Singer in a Band Workshop Musings

There is a proverb that says, "To teach is to learn." To grow, music teachers must find ways to further their own music education.

 

There are several professional development opportunities for music teachers. By exploring these options for continuing education, music educators can rejuvenate and develop their own musicianship.

As some of you know, I took singing lessons as my learning project for 2009/10. I've sung for years in choirs, but last spring was the first time I have ever sung a solo in public. It's a completely different ballgame. With piano, the performer faces his or her instrument. However, when singing, looking at the audience (or towards the audience) is critical to engaging them. If you cringe because of a missed note or lyrics, not only is it visible, but cringing affects tone.

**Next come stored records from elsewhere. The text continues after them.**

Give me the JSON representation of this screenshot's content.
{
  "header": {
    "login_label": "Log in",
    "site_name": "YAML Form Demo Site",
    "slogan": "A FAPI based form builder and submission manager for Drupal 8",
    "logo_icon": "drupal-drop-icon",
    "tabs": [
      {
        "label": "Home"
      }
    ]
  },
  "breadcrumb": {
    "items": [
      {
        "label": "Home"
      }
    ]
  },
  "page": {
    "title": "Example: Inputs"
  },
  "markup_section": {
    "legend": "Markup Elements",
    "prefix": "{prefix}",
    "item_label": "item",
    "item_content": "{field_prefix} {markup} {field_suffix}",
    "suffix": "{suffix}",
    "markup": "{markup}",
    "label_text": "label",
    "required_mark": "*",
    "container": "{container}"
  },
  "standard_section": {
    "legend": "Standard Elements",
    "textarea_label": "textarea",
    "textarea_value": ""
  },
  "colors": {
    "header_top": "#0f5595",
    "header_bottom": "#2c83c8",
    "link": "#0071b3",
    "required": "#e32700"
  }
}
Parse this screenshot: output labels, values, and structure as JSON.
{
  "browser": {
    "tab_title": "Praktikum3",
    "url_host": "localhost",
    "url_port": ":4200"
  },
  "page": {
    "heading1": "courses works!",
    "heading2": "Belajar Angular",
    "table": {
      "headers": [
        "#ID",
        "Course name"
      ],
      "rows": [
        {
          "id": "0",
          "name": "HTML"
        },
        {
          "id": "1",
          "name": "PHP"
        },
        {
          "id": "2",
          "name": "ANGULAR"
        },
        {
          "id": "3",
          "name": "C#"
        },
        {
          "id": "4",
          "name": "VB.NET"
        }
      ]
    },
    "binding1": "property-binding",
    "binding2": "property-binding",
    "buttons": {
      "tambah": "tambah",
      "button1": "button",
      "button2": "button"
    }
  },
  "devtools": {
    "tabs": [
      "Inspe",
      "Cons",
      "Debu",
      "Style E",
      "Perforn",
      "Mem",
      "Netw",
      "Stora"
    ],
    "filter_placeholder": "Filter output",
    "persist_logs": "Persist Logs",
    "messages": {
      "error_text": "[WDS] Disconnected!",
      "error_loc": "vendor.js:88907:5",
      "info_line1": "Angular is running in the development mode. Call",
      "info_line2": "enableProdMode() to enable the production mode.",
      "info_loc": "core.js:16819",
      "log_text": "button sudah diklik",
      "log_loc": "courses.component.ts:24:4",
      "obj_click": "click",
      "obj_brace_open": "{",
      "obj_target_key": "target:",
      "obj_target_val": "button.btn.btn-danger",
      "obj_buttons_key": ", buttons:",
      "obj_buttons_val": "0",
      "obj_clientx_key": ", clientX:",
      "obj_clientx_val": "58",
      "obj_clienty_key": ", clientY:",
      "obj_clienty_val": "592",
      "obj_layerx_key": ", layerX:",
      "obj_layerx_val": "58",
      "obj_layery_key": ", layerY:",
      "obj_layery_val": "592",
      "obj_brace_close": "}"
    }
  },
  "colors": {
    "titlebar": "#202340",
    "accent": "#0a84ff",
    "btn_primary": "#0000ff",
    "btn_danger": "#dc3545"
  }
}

My vocal coach, Sherry Kennedy, convinced me to take the Singer in a Band workshop she ran last week. Shortly after the singing workshop began, I thought, "What on earth was I thinking? Why did I pick two songs I don't know very well? Why did I pick a song in Spanish?"

Over three days, Sherry, along with my piano teacher Derek Stoll, worked with us eight adults taking the workshop. We had a such a diverse group, including two professional "shampoo bottle" singers and one singer who's had an up and down relationship with singing for several years. There were two piano teachers, myself and my friend and colleague Melodie Archer.

We went through breathing and stance ad nauseum. Many of us needed to "open up", so Sherry stuck foam rollers under our arms (those quickly became light sabers).

As a pianist, nay, as a VRK pianist, I found it especially challenging to have Derek play an intro and for me to just know how the correct notes should sound without me playing the note on the piano was difficult. Another challenge I faced was how to make each song my own so that I didn't sound like Consuelo Velasquez or Stevie Wonder.

Memorizing lyrics was a challenge for all of us however, we all pulled through. The nice thing about singing jazz is that if you forget the lyrics, you can simply scat your way out of a potential mess.

 

All things considering, it was a wonderful night. All eight of us delivered our best performances. Our success can be attributed to several factors:
  1. supportive and encouraging instructors
  2. the fact that we were all tired from running around from 9:30 AM until 10:00 PM that we were too mellow to be nervous and
  3. the fantastic and supportive energy backstage

We cheered whenever the person performing cleared a "trouble spot" as if we were in a hockey game. You can check out my performances on my website.

Many thanks to Sherry and Derek for their hard work and guidance. Hats off as well to Dave Marshall, our serious-looking drummer and Dave Hamilton, our guitarist who can play many a cool lick.

So what lessons did I take away from this experience? Singing lessons and this workshop reinforced the importance of singing and sight singing to develop one's inner ear. You can't beat the rush from performing in an ensemble and singers take artistry onto a whole new level.

Would I do it again? Most definitely.

(c) 2010 by Musespeak(tm), Calgary, Alberta. All rights reserved.